Tips for getting the most from your time:
- Be realistic. Allow the time it really takes you to get ready in the morning, not the time you think it should take.
- Don't cheat on your sleep. Your body always wins.
- Don't let the odd hour between classes get lost! Use it for review, library time, or necessary errands.
- Pay attention to your best hours, and arrange your study hours then.
- Don't attempt marathon study sessions. Two 2-hour sessions separated by a long break will be more efficient than one long session. You'll only concentrate for about two hours anyway.
- Schedule ahead; set intermediate tasks and goals.
- Put your hardest subject first, your easiest (usually your favorite) last. Interest will pull you through when stamina begins to wane.
- Review, and then review again — a great thing to do with odd bits of time; also good at the end of the day, say 9:30-10:00 p.m., when you start to droop.
- Don't waste time being stuck. Call a study-buddy for help, or put the work aside for a while and come at it fresh.
- If you find that you're not sticking to your schedule, pay attention to the things that are getting in the way. You may have left something important out of your weekly planning — adequate travel time between classes and work, for example, or enough time for errands. Or you may need to make a change in your habits, like moving your study place away from the telephone or TV, or doing something active after classes before you hit the books. You may also find that you're unhappy with your week, even though you've worked hard and accomplished most of your goals. This may be a sign that you aren't spending time on the things that are most important to you. Re-think your values. What things matter most to you right now? Are you making time for them each week? Pay attention to what works and what doesn't.
Remember, the way you spend your time reflects your values. Three hours a day watching soaps? That could be an hour with your books, an hour with your bike, and an hour with a good friend.
On a blank master schedule:
- Write each class (for example, "SOC 271") in all the time blocks that you spend attending classes, labs, study groups, or workshops.
- Write "Work" in the appropriate time blocks.
- Write "Trans" in those portions of the time blocks in which you travel to and from campus and to and from work.
- Block off with an X realistic amounts of time for breakfast, lunch, and dinner.
- Block off and write F-H in blocks of time committed to inflexible family/household responsibilities or personal care (for example, laundry, pick up sister, cook, shower).
- The empty time blocks are those available for study time and leisure activities. Always schedule study time before you schedule leisure time.
- Block off 2-3 hours of study time during the week for every credit you're taking. For example, if you're taking 15 credits you should block off 30-45 hours of study time during the week.
- Try to keep study hours as close to corporate hours as possible: 8 a.m. – 5 p.m.
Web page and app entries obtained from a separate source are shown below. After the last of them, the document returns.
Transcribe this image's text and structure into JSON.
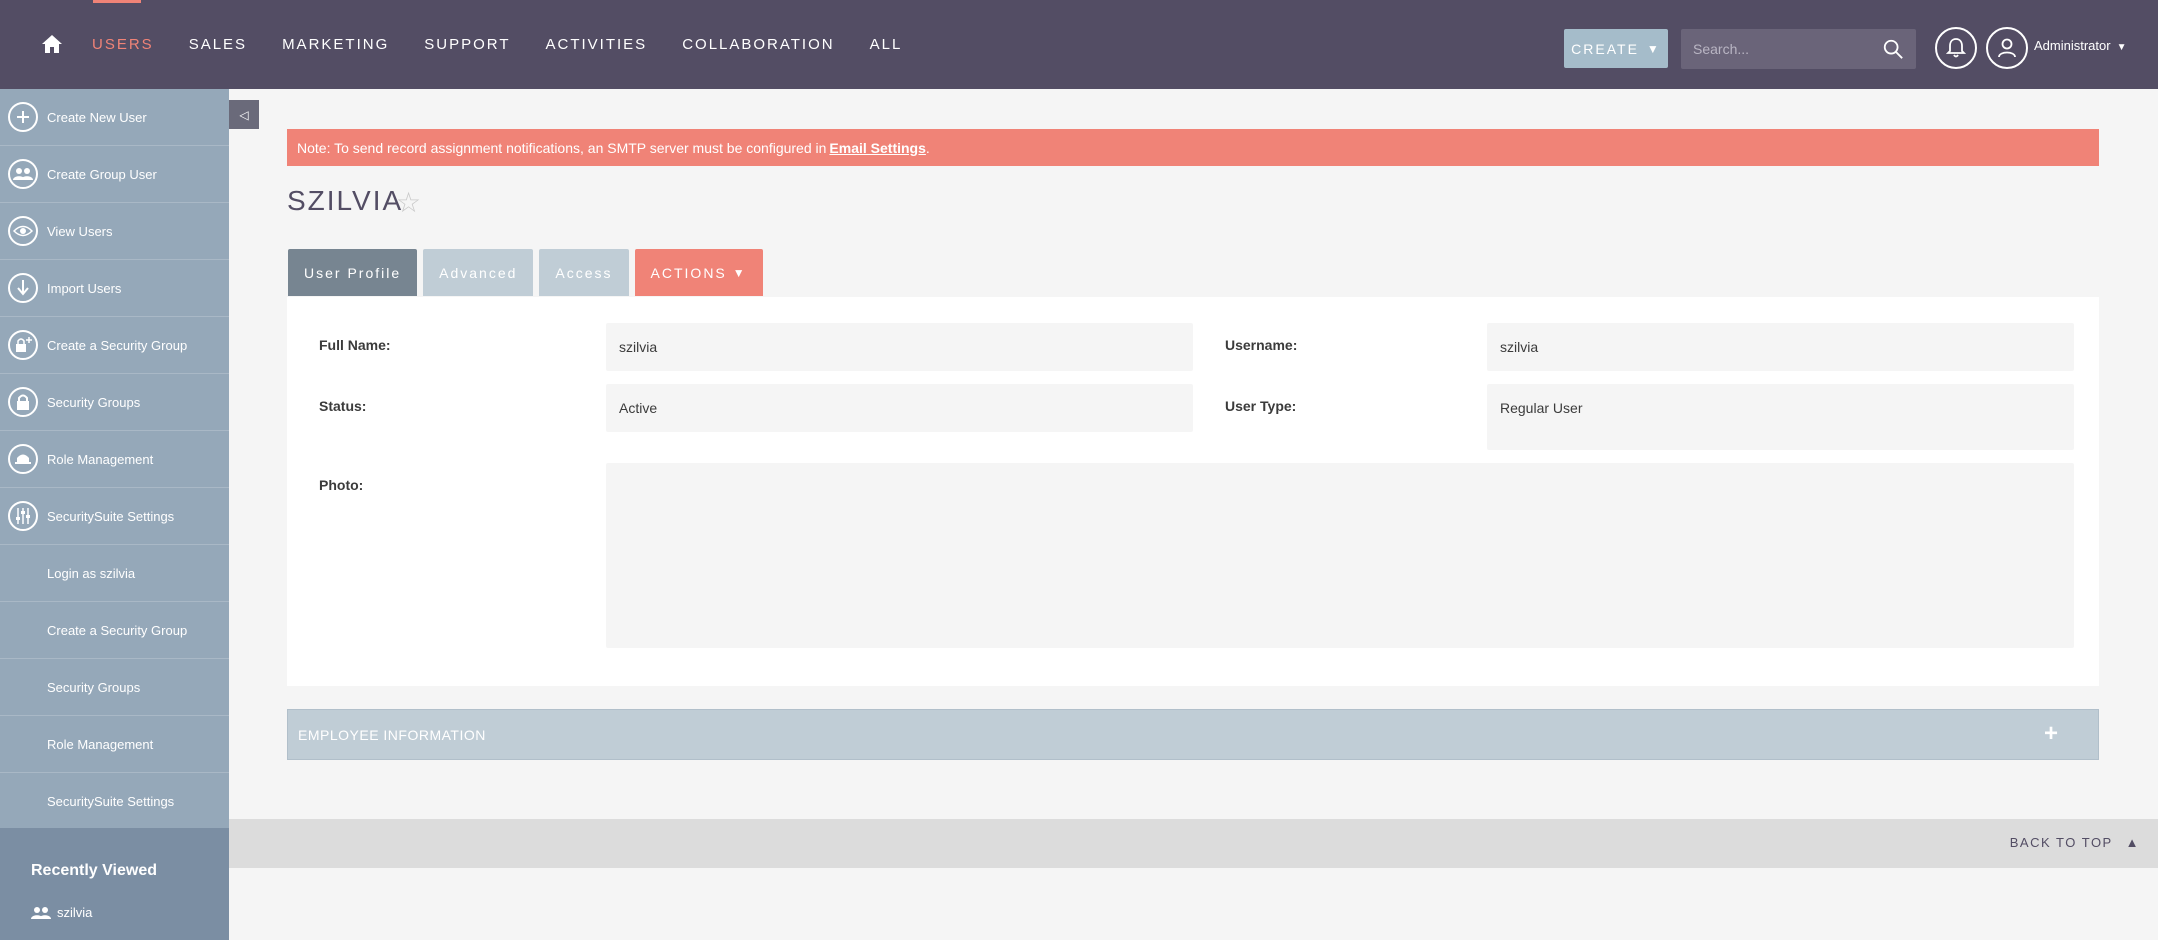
{
  "nav": {
    "items": [
      "USERS",
      "SALES",
      "MARKETING",
      "SUPPORT",
      "ACTIVITIES",
      "COLLABORATION",
      "ALL"
    ],
    "active_index": 0,
    "create_label": "CREATE",
    "search_placeholder": "Search...",
    "user_label": "Administrator"
  },
  "sidebar": {
    "items": [
      {
        "label": "Create New User",
        "icon": "plus-icon"
      },
      {
        "label": "Create Group User",
        "icon": "group-icon"
      },
      {
        "label": "View Users",
        "icon": "eye-icon"
      },
      {
        "label": "Import Users",
        "icon": "download-icon"
      },
      {
        "label": "Create a Security Group",
        "icon": "lock-plus-icon"
      },
      {
        "label": "Security Groups",
        "icon": "lock-icon"
      },
      {
        "label": "Role Management",
        "icon": "hat-icon"
      },
      {
        "label": "SecuritySuite Settings",
        "icon": "sliders-icon"
      },
      {
        "label": "Login as szilvia",
        "icon": ""
      },
      {
        "label": "Create a Security Group",
        "icon": ""
      },
      {
        "label": "Security Groups",
        "icon": ""
      },
      {
        "label": "Role Management",
        "icon": ""
      },
      {
        "label": "SecuritySuite Settings",
        "icon": ""
      }
    ],
    "recent_title": "Recently Viewed",
    "recent_items": [
      "szilvia"
    ]
  },
  "alert": {
    "text": "Note: To send record assignment notifications, an SMTP server must be configured in",
    "link": "Email Settings",
    "suffix": "."
  },
  "record": {
    "title": "SZILVIA",
    "tabs": [
      "User Profile",
      "Advanced",
      "Access",
      "ACTIONS"
    ],
    "fields": {
      "full_name_label": "Full Name:",
      "full_name_value": "szilvia",
      "username_label": "Username:",
      "username_value": "szilvia",
      "status_label": "Status:",
      "status_value": "Active",
      "user_type_label": "User Type:",
      "user_type_value": "Regular User",
      "photo_label": "Photo:"
    }
  },
  "employee_info_label": "EMPLOYEE INFORMATION",
  "footer": {
    "back_to_top": "BACK TO TOP"
  },
  "colors": {
    "accent": "#f08377",
    "topbar": "#534d64",
    "sidebar": "#95a8b9"
  }
}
- Finally, any left-over hours are your own to do with as you please. Reward yourself for your efforts.
Evaluate your master schedule
After a week or two, evaluate your master schedule. Ask the following questions:
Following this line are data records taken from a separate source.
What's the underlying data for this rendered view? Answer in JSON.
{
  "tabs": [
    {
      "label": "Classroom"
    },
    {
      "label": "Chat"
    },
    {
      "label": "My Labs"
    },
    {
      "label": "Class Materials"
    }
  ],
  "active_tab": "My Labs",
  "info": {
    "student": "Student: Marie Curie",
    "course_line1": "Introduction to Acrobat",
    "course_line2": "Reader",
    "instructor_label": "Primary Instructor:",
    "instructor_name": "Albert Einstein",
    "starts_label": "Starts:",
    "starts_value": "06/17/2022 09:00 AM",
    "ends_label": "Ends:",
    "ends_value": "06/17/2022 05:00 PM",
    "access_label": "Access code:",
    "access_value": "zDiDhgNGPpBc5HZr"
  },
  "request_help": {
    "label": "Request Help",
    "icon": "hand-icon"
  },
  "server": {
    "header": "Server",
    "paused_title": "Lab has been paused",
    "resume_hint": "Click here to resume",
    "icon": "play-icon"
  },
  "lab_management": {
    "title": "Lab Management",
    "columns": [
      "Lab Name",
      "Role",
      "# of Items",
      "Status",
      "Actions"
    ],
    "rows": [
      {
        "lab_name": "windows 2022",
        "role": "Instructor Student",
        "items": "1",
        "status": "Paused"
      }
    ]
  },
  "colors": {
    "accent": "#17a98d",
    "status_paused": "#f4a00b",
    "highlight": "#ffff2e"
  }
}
- Did you over- or underestimate the amount of time you needed to study for each course?
- Did you find some conflicts? Can they be resolved?
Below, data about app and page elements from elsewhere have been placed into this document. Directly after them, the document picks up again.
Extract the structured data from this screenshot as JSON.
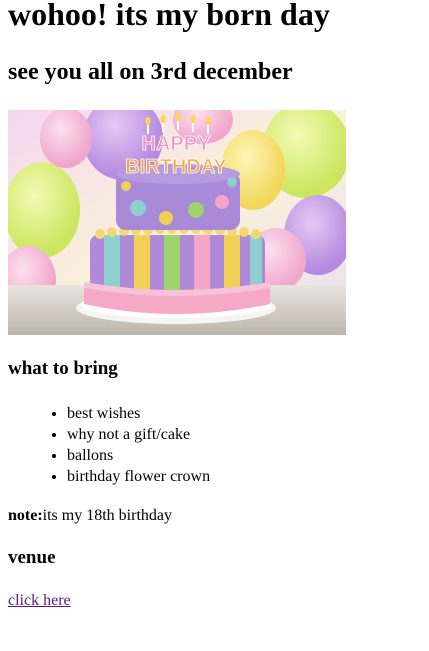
{
  "heading": "wohoo! its my born day",
  "subheading": "see you all on 3rd december",
  "image": {
    "banner_text_1": "HAPPY",
    "banner_text_2": "BIRTHDAY"
  },
  "bring": {
    "title": "what to bring",
    "items": [
      "best wishes",
      "why not a gift/cake",
      "ballons",
      "birthday flower crown"
    ]
  },
  "note": {
    "label": "note:",
    "text": "its my 18th birthday"
  },
  "venue": {
    "title": "venue",
    "link": "click here"
  },
  "colors": {
    "link_visited": "#551a8b"
  }
}
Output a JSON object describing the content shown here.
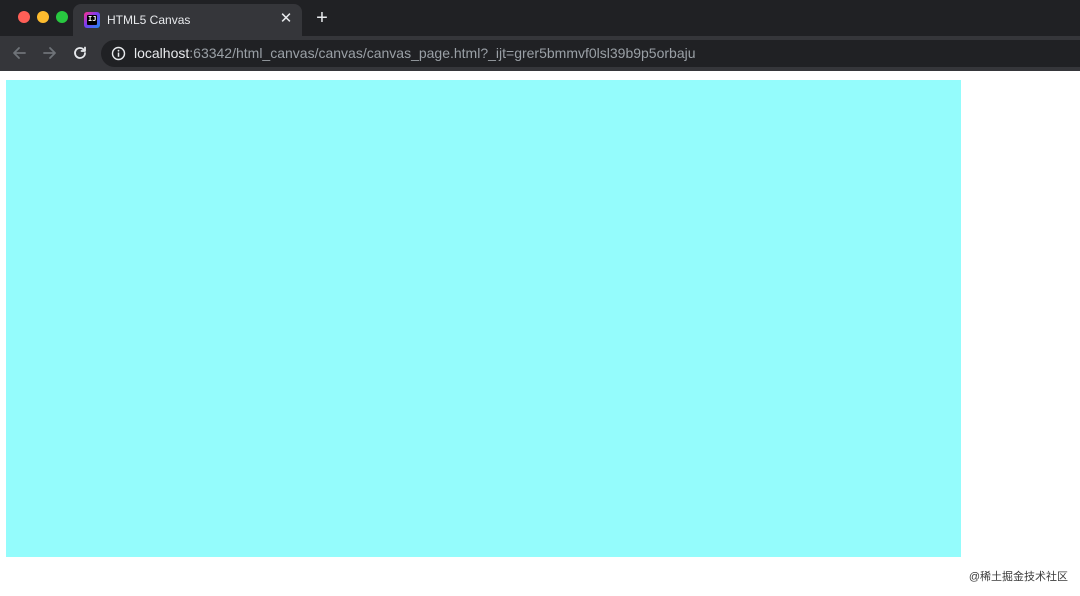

- Did you find some scheduled study times inconvenient? Can they be rearranged?
- Did the master schedule help you to get more work done?
- Don't overdo it.
- Keep your schedule realistic.
- Set priorities.
- Be flexible and allow for trade-offs.
- Remember to allow for more study time during midterms and finals.
- Study some every day.
Much of this material comes from Active Learning: A Study Skills Worktext by Rory Donnelly (1990).